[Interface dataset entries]

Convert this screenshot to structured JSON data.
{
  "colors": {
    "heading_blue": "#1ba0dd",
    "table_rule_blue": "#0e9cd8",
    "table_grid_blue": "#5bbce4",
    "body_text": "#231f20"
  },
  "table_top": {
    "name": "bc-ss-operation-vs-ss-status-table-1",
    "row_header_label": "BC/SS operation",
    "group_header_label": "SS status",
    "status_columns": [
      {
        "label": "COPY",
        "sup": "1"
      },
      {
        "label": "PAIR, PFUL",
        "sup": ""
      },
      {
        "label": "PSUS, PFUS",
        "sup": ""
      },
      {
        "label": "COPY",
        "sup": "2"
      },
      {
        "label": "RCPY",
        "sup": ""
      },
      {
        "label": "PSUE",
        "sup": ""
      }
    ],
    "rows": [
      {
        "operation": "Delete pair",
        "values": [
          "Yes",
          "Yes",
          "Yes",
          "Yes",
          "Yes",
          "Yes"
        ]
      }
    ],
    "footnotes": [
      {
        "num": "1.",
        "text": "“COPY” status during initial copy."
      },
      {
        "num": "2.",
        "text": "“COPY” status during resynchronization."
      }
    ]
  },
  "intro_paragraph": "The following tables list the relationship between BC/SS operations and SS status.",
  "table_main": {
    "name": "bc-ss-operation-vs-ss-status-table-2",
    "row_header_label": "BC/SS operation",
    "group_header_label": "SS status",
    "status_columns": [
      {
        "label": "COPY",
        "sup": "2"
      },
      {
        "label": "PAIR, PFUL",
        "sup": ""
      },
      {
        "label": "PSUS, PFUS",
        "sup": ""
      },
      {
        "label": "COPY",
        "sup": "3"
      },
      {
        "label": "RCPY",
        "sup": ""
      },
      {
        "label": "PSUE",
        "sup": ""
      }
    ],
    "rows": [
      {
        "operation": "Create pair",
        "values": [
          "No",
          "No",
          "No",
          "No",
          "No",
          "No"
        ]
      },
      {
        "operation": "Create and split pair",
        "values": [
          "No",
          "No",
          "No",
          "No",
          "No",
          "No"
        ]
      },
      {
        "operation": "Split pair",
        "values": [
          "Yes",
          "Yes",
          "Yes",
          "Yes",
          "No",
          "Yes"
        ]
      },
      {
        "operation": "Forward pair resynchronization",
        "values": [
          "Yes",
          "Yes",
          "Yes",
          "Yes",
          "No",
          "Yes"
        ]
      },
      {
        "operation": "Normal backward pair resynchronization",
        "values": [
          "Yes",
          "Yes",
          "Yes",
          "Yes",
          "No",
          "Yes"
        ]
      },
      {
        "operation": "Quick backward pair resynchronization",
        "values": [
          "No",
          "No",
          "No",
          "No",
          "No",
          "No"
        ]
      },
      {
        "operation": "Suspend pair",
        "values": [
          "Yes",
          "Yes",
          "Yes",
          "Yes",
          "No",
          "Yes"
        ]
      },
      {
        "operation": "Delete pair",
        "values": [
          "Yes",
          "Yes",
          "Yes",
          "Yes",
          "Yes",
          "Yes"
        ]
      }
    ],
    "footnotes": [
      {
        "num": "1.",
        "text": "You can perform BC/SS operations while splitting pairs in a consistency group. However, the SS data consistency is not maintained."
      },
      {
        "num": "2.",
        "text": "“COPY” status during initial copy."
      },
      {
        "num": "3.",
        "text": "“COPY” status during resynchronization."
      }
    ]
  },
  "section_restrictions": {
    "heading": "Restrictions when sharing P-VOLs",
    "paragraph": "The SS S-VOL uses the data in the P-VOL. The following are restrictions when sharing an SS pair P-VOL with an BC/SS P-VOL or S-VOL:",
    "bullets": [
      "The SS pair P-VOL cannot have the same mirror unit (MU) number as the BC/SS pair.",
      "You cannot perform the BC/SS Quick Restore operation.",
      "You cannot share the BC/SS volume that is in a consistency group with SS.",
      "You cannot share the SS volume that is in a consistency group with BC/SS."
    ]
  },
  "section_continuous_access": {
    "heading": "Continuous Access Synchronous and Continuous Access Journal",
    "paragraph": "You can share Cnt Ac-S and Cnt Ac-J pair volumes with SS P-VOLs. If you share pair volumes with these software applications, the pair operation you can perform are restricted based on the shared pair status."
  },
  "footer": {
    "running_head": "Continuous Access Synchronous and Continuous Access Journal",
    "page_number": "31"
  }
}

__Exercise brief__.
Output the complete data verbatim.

__Response__.
Convert this screenshot to structured JSON data.
{
  "colors": {
    "heading_blue": "#1ba0dd",
    "table_rule_blue": "#0e9cd8",
    "table_grid_blue": "#5bbce4",
    "body_text": "#231f20"
  },
  "table_top": {
    "name": "bc-ss-operation-vs-ss-status-table-1",
    "row_header_label": "BC/SS operation",
    "group_header_label": "SS status",
    "status_columns": [
      {
        "label": "COPY",
        "sup": "1"
      },
      {
        "label": "PAIR, PFUL",
        "sup": ""
      },
      {
        "label": "PSUS, PFUS",
        "sup": ""
      },
      {
        "label": "COPY",
        "sup": "2"
      },
      {
        "label": "RCPY",
        "sup": ""
      },
      {
        "label": "PSUE",
        "sup": ""
      }
    ],
    "rows": [
      {
        "operation": "Delete pair",
        "values": [
          "Yes",
          "Yes",
          "Yes",
          "Yes",
          "Yes",
          "Yes"
        ]
      }
    ],
    "footnotes": [
      {
        "num": "1.",
        "text": "“COPY” status during initial copy."
      },
      {
        "num": "2.",
        "text": "“COPY” status during resynchronization."
      }
    ]
  },
  "intro_paragraph": "The following tables list the relationship between BC/SS operations and SS status.",
  "table_main": {
    "name": "bc-ss-operation-vs-ss-status-table-2",
    "row_header_label": "BC/SS operation",
    "group_header_label": "SS status",
    "status_columns": [
      {
        "label": "COPY",
        "sup": "2"
      },
      {
        "label": "PAIR, PFUL",
        "sup": ""
      },
      {
        "label": "PSUS, PFUS",
        "sup": ""
      },
      {
        "label": "COPY",
        "sup": "3"
      },
      {
        "label": "RCPY",
        "sup": ""
      },
      {
        "label": "PSUE",
        "sup": ""
      }
    ],
    "rows": [
      {
        "operation": "Create pair",
        "values": [
          "No",
          "No",
          "No",
          "No",
          "No",
          "No"
        ]
      },
      {
        "operation": "Create and split pair",
        "values": [
          "No",
          "No",
          "No",
          "No",
          "No",
          "No"
        ]
      },
      {
        "operation": "Split pair",
        "values": [
          "Yes",
          "Yes",
          "Yes",
          "Yes",
          "No",
          "Yes"
        ]
      },
      {
        "operation": "Forward pair resynchronization",
        "values": [
          "Yes",
          "Yes",
          "Yes",
          "Yes",
          "No",
          "Yes"
        ]
      },
      {
        "operation": "Normal backward pair resynchronization",
        "values": [
          "Yes",
          "Yes",
          "Yes",
          "Yes",
          "No",
          "Yes"
        ]
      },
      {
        "operation": "Quick backward pair resynchronization",
        "values": [
          "No",
          "No",
          "No",
          "No",
          "No",
          "No"
        ]
      },
      {
        "operation": "Suspend pair",
        "values": [
          "Yes",
          "Yes",
          "Yes",
          "Yes",
          "No",
          "Yes"
        ]
      },
      {
        "operation": "Delete pair",
        "values": [
          "Yes",
          "Yes",
          "Yes",
          "Yes",
          "Yes",
          "Yes"
        ]
      }
    ],
    "footnotes": [
      {
        "num": "1.",
        "text": "You can perform BC/SS operations while splitting pairs in a consistency group. However, the SS data consistency is not maintained."
      },
      {
        "num": "2.",
        "text": "“COPY” status during initial copy."
      },
      {
        "num": "3.",
        "text": "“COPY” status during resynchronization."
      }
    ]
  },
  "section_restrictions": {
    "heading": "Restrictions when sharing P-VOLs",
    "paragraph": "The SS S-VOL uses the data in the P-VOL. The following are restrictions when sharing an SS pair P-VOL with an BC/SS P-VOL or S-VOL:",
    "bullets": [
      "The SS pair P-VOL cannot have the same mirror unit (MU) number as the BC/SS pair.",
      "You cannot perform the BC/SS Quick Restore operation.",
      "You cannot share the BC/SS volume that is in a consistency group with SS.",
      "You cannot share the SS volume that is in a consistency group with BC/SS."
    ]
  },
  "section_continuous_access": {
    "heading": "Continuous Access Synchronous and Continuous Access Journal",
    "paragraph": "You can share Cnt Ac-S and Cnt Ac-J pair volumes with SS P-VOLs. If you share pair volumes with these software applications, the pair operation you can perform are restricted based on the shared pair status."
  },
  "footer": {
    "running_head": "Continuous Access Synchronous and Continuous Access Journal",
    "page_number": "31"
  }
}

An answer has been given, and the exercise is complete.